Nebraska legislation to protect newborns is exploited by parents deserting offspring of all ages as social workers question system.
Children abandoned as new law backfires

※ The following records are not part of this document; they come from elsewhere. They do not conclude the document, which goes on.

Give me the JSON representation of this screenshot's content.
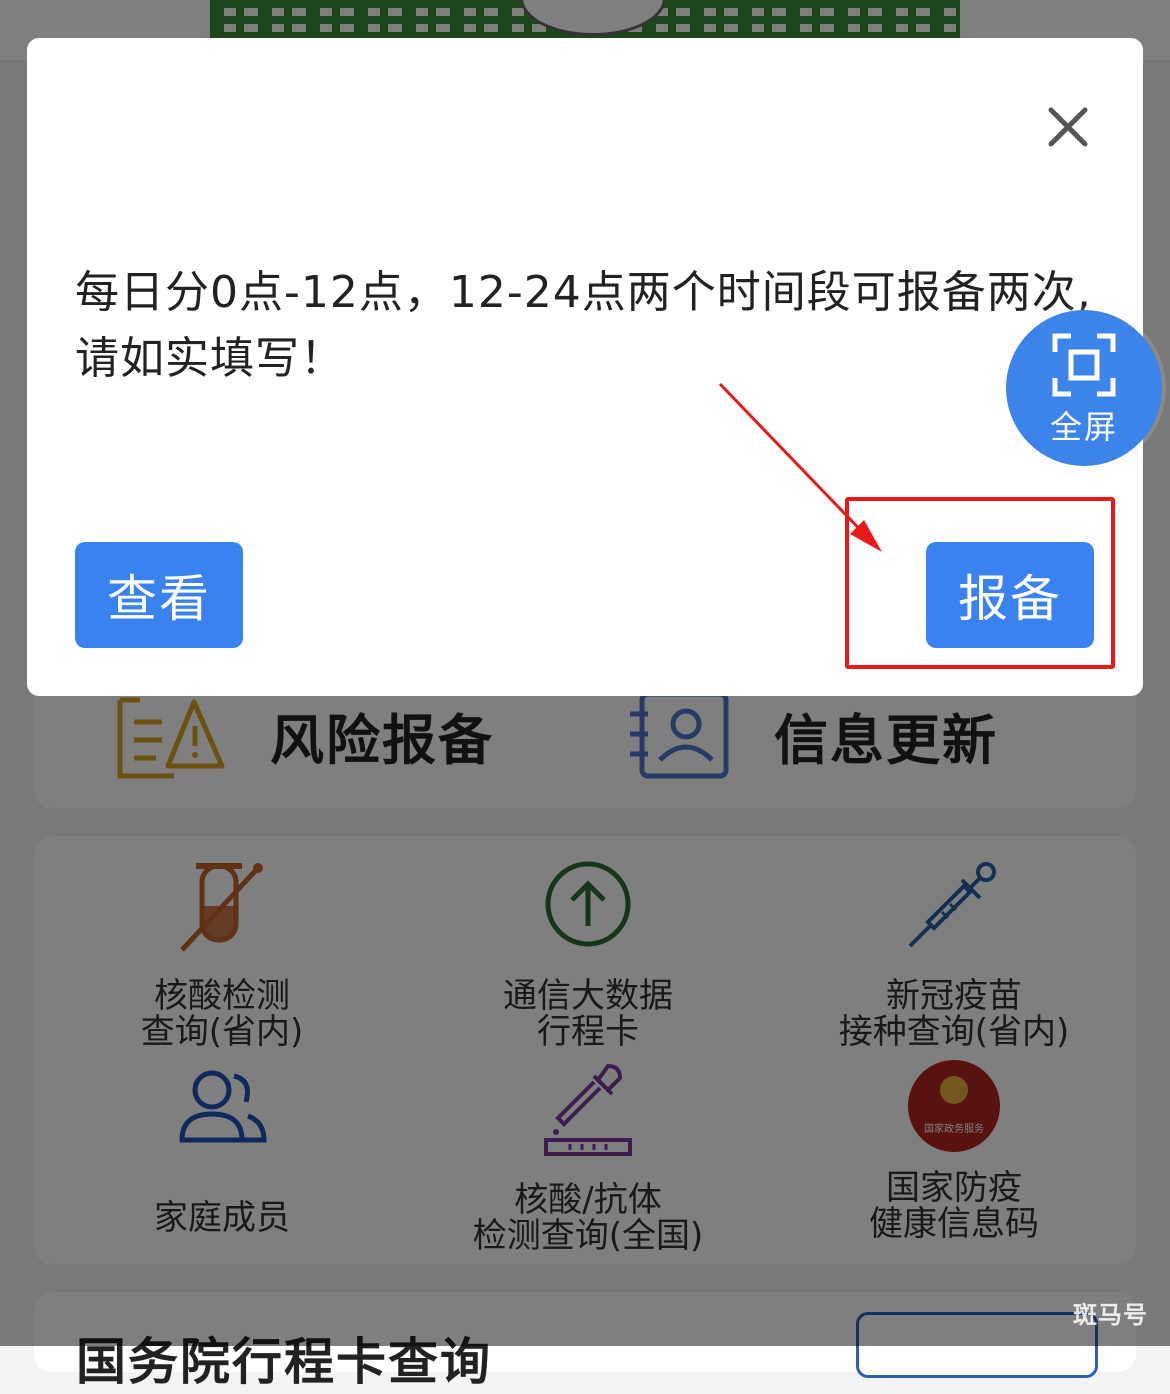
{
  "dialog": {
    "message": "每日分0点-12点，12-24点两个时间段可报备两次,请如实填写！",
    "view_button": "查看",
    "report_button": "报备"
  },
  "fullscreen": {
    "label": "全屏"
  },
  "actions": {
    "risk_report": "风险报备",
    "info_update": "信息更新"
  },
  "services": [
    {
      "label": "核酸检测\n查询(省内)",
      "icon": "test-tube-icon"
    },
    {
      "label": "通信大数据\n行程卡",
      "icon": "upload-arrow-icon"
    },
    {
      "label": "新冠疫苗\n接种查询(省内)",
      "icon": "syringe-icon"
    },
    {
      "label": "家庭成员",
      "icon": "family-icon"
    },
    {
      "label": "核酸/抗体\n检测查询(全国)",
      "icon": "dropper-icon"
    },
    {
      "label": "国家防疫\n健康信息码",
      "icon": "government-emblem-icon"
    }
  ],
  "emblem_text": "国家政务服务",
  "bottom_section": {
    "title": "国务院行程卡查询"
  },
  "watermark": "斑马号",
  "colors": {
    "primary_button": "#3a82f0",
    "fullscreen_bubble": "#3d84ea",
    "highlight": "#e81919"
  }
}
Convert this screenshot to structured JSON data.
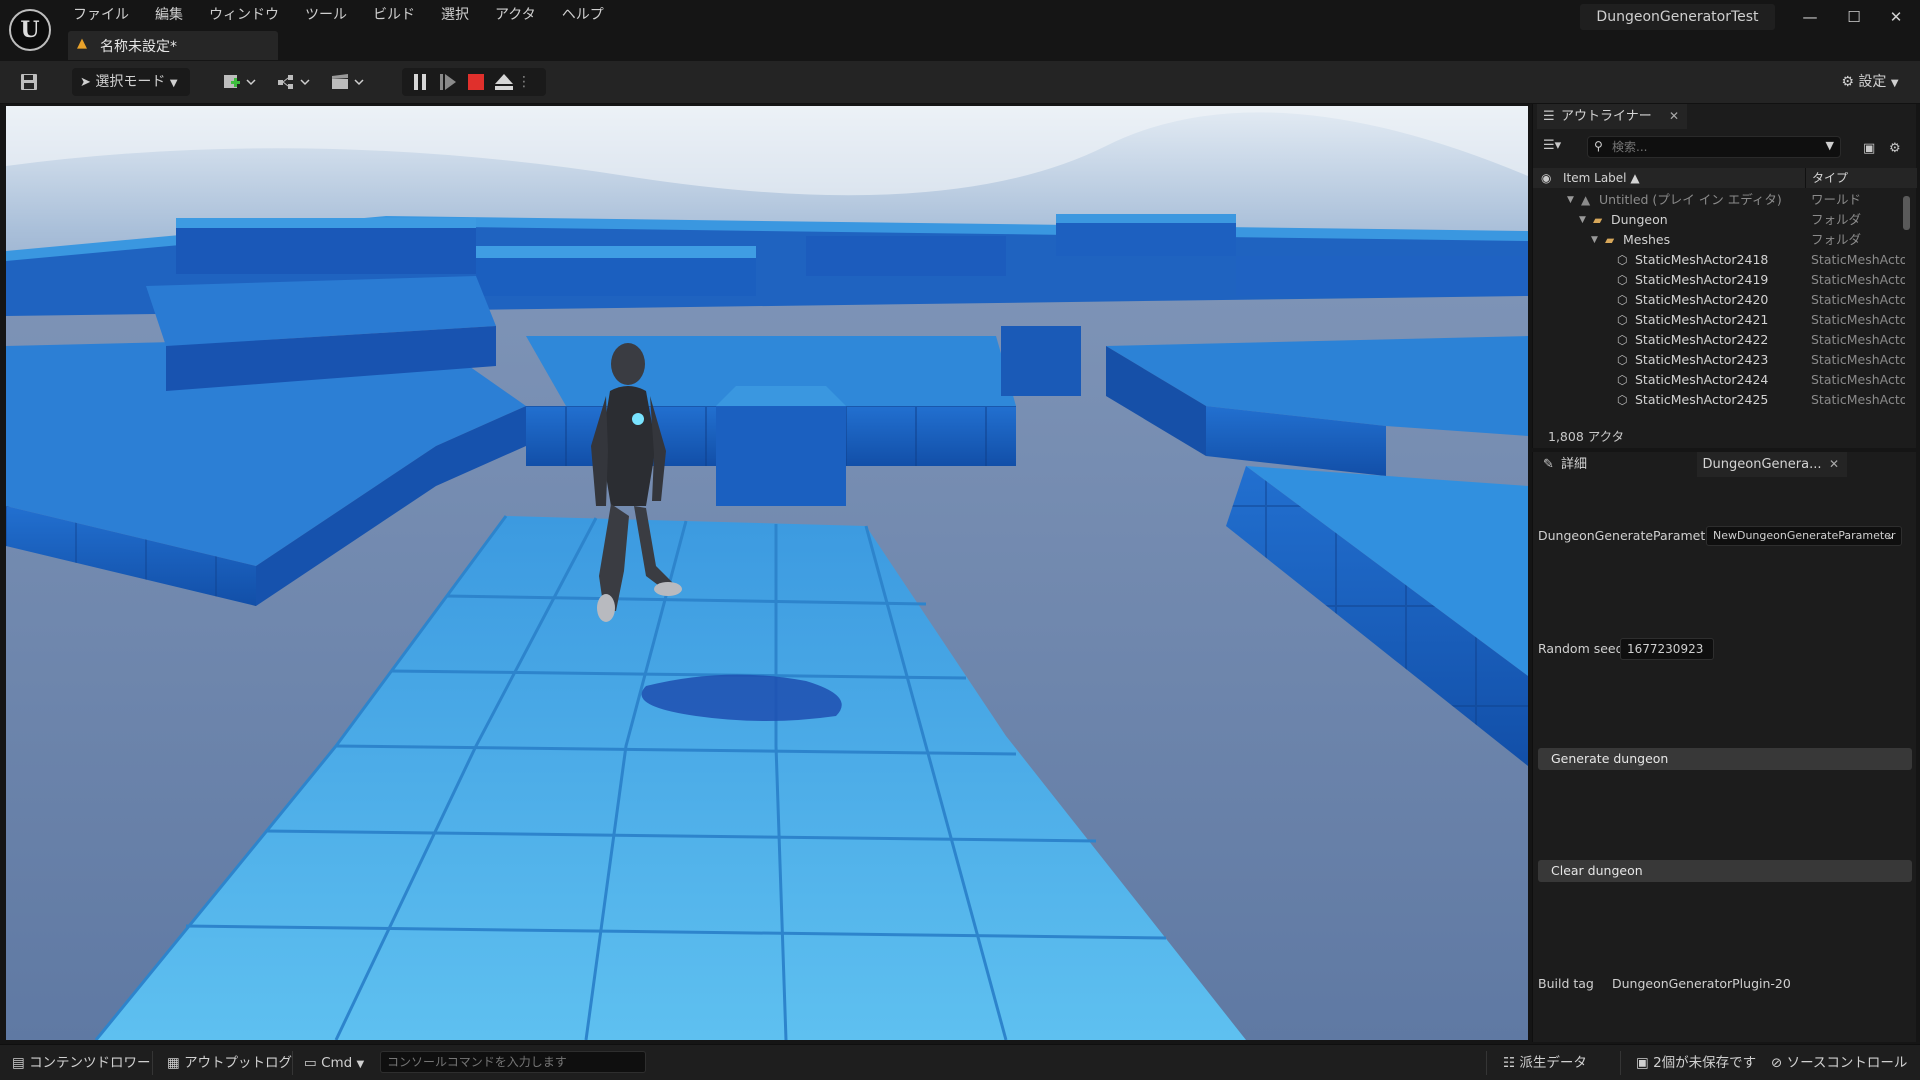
{
  "app": {
    "logo_letter": "U",
    "menu": [
      "ファイル",
      "編集",
      "ウィンドウ",
      "ツール",
      "ビルド",
      "選択",
      "アクタ",
      "ヘルプ"
    ],
    "level_tab": "名称未設定*",
    "project_name": "DungeonGeneratorTest",
    "window_controls": {
      "minimize": "—",
      "maximize": "☐",
      "close": "✕"
    }
  },
  "toolbar": {
    "mode_label": "選択モード",
    "settings_label": "設定"
  },
  "outliner": {
    "tab_label": "アウトライナー",
    "search_placeholder": "検索...",
    "col_label": "Item Label ▲",
    "col_type": "タイプ",
    "rows": [
      {
        "name": "Untitled (プレイ イン エディタ)",
        "type": "ワールド",
        "indent": 0
      },
      {
        "name": "Dungeon",
        "type": "フォルダ",
        "indent": 1
      },
      {
        "name": "Meshes",
        "type": "フォルダ",
        "indent": 2
      },
      {
        "name": "StaticMeshActor2418",
        "type": "StaticMeshActo",
        "indent": 3
      },
      {
        "name": "StaticMeshActor2419",
        "type": "StaticMeshActo",
        "indent": 3
      },
      {
        "name": "StaticMeshActor2420",
        "type": "StaticMeshActo",
        "indent": 3
      },
      {
        "name": "StaticMeshActor2421",
        "type": "StaticMeshActo",
        "indent": 3
      },
      {
        "name": "StaticMeshActor2422",
        "type": "StaticMeshActo",
        "indent": 3
      },
      {
        "name": "StaticMeshActor2423",
        "type": "StaticMeshActo",
        "indent": 3
      },
      {
        "name": "StaticMeshActor2424",
        "type": "StaticMeshActo",
        "indent": 3
      },
      {
        "name": "StaticMeshActor2425",
        "type": "StaticMeshActo",
        "indent": 3
      }
    ],
    "actor_count": "1,808 アクタ"
  },
  "details": {
    "tab_label": "詳細",
    "tab2_label": "DungeonGenera...",
    "param_label": "DungeonGenerateParameter",
    "param_value": "NewDungeonGenerateParameter",
    "seed_label": "Random seed",
    "seed_value": "1677230923",
    "generate_button": "Generate dungeon",
    "clear_button": "Clear dungeon",
    "build_tag_label": "Build tag",
    "build_tag_value": "DungeonGeneratorPlugin-20"
  },
  "statusbar": {
    "content_drawer": "コンテンツドロワー",
    "output_log": "アウトプットログ",
    "cmd_label": "Cmd",
    "cmd_placeholder": "コンソールコマンドを入力します",
    "derived_data": "派生データ",
    "unsaved": "2個が未保存です",
    "source_control": "ソースコントロール"
  },
  "colors": {
    "tile_top": "#4fb3e8",
    "tile_side": "#1a5fc0",
    "floor": "#6d84a8",
    "sky_top": "#c9d7e6",
    "accent_red": "#e0302c"
  },
  "icons": [
    "save-icon",
    "cursor-icon",
    "add-actor-icon",
    "blueprint-icon",
    "cinematics-icon",
    "pause-icon",
    "step-icon",
    "stop-icon",
    "eject-icon",
    "gear-icon",
    "outliner-icon",
    "filter-icon",
    "search-icon",
    "folder-icon",
    "mesh-icon",
    "eye-icon",
    "pencil-icon"
  ]
}
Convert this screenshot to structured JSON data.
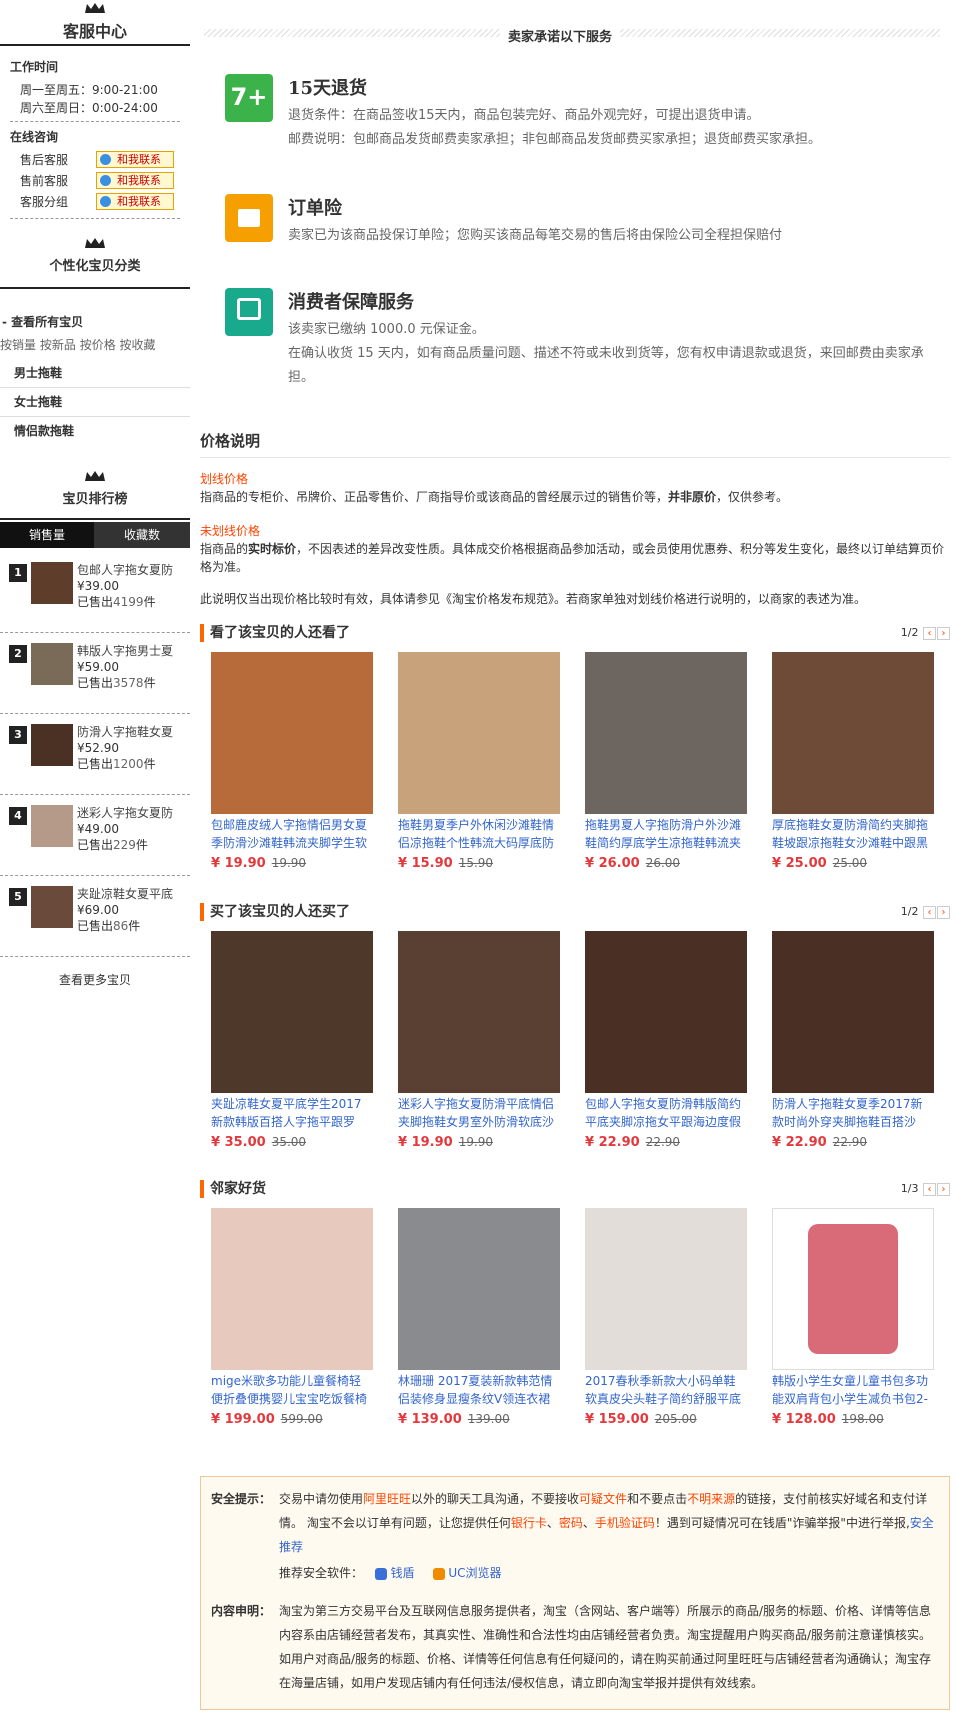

DENVER // One woman abandoned her bipolar teenager, saying he had attacked her repeatedly. Another blamed her own drug addiction problem when she dropped off her five-year-old son. And in September, a man walked into an Omaha hospital to leave his nine children, aged one to 17. He said he had been overwhelmed since his wife died shortly after the birth of their youngest. The US state of Nebraska is facing an epidemic of child abandonment since legislators there passed a bill allowing parents to leave their children in a hospital without fear of prosecution. The legislation was aimed at protecting newborns of desperate young mothers. However, since it set no age limit on children who could be left, there were unintended consequences. Thirty-four children have been left at hospitals around Nebraska since the law went into effect in July, according to Jean Atkinson, of the department of health and human services. None were newborns, and the majority came from poor, single-parent households. Many have severe mental health problems. In some cases, parents have pretended they were going to the emergency room for a minor injury, and then simply walked off, leaving their children heart-broken and confused. Others said they had tried for months or even years to get help coping with their children, and believed they had exhausted all other options. "I hope they know I love them," said Gary Stanton, the widower who left his nine children at the Creighton University Medical Center in Omaha. Mr Stanton quit his job to focus on childcare after his wife died, but decided to abandon his family when he could not make ends meet on state welfare cheques. "I fell apart and couldn't take care of them," he told reporters in Omaha. "I hope their future is better without me around." Five children left in Nebraska hospitals came from out of state, one brought from as far away as Florida. "This speaks of a nationwide problem for families," said Jody Hudson, a spokesman for Alegent Health, which owns three hospitals in Omaha where 14 children have been abandoned. "We are seeing people getting in cars and planes to come here and get help." Last Monday, Nebraska legislators met in an emergency session in Omaha to revise the bill. They are expected to pass a measure soon that will insert an age limit of 30 days in the law. Social workers and health care experts are calling on the legislature to go further, saying the Safe Haven bill laid bare gaping holes in public health and social services. "This has exposed a major crisis," said Kathy Moore, the director of Voices for Children in Nebraska, an advocacy group pushing for wider public health coverage for poor families and mental health patients. "It has brought to life how desperate families aren't getting the social services they need." Although the crisis may be nationwide, Nebraska presents an especially severe case, Ms Moore said. It spends fewer dollars on mental health care than most other US states, and fewer children there are eligible for state health services. "We don't have preventive care or early intervention for children with mental health problems," she said. "And what we find is that if you don't spend the money up front, it costs the state much more money on the back end." Frann Huse, a former case worker for the state who now runs the Family Support Network, a non-governmental organisation that helps families obtain better mental health care support, said state officials routinely turn down requests health professionals make for mentally ill children. "They look at the requests on paper and then don't approve the recommendations," she said. "We hear this story all the time." In lengthy, often painful sessions this month, Nebraska legislators heard evidence from health officials who said they were underfunded, and from the desperate parents who had abandoned children in their custody. Lavennia Coover, who left her violent, bipolar son at a Decatur hospital, said she was tired of being labelled a bad parent after spending years trying to get him affordable treatment. Other parents gathered on the steps outside the state capitol, calling for better-funded public health programmes. An official from the Behavioral Health Coalition told the panel the state's underfunded mental health services were forced to make health decisions based on costs, not needs. "We're whittled down, and now we're into bone," Topher Hansen said. In January, when legislators return to a regular session, health care advocates hope the Save Haven episode will prompt them to approve increased funding for the state. "This whole safe haven issue has opened a whole can of worms," Ms Huse said. "Let's leave it open and see where the problems lie and see how we can help these families." But Ms Moore is not optimistic there will be much change, especially given the current economic downturn. "We have been pushing for additional funding and new laws to protect families for more than a decade. "It is hard to feel hopeful." firstname.lastname@example.org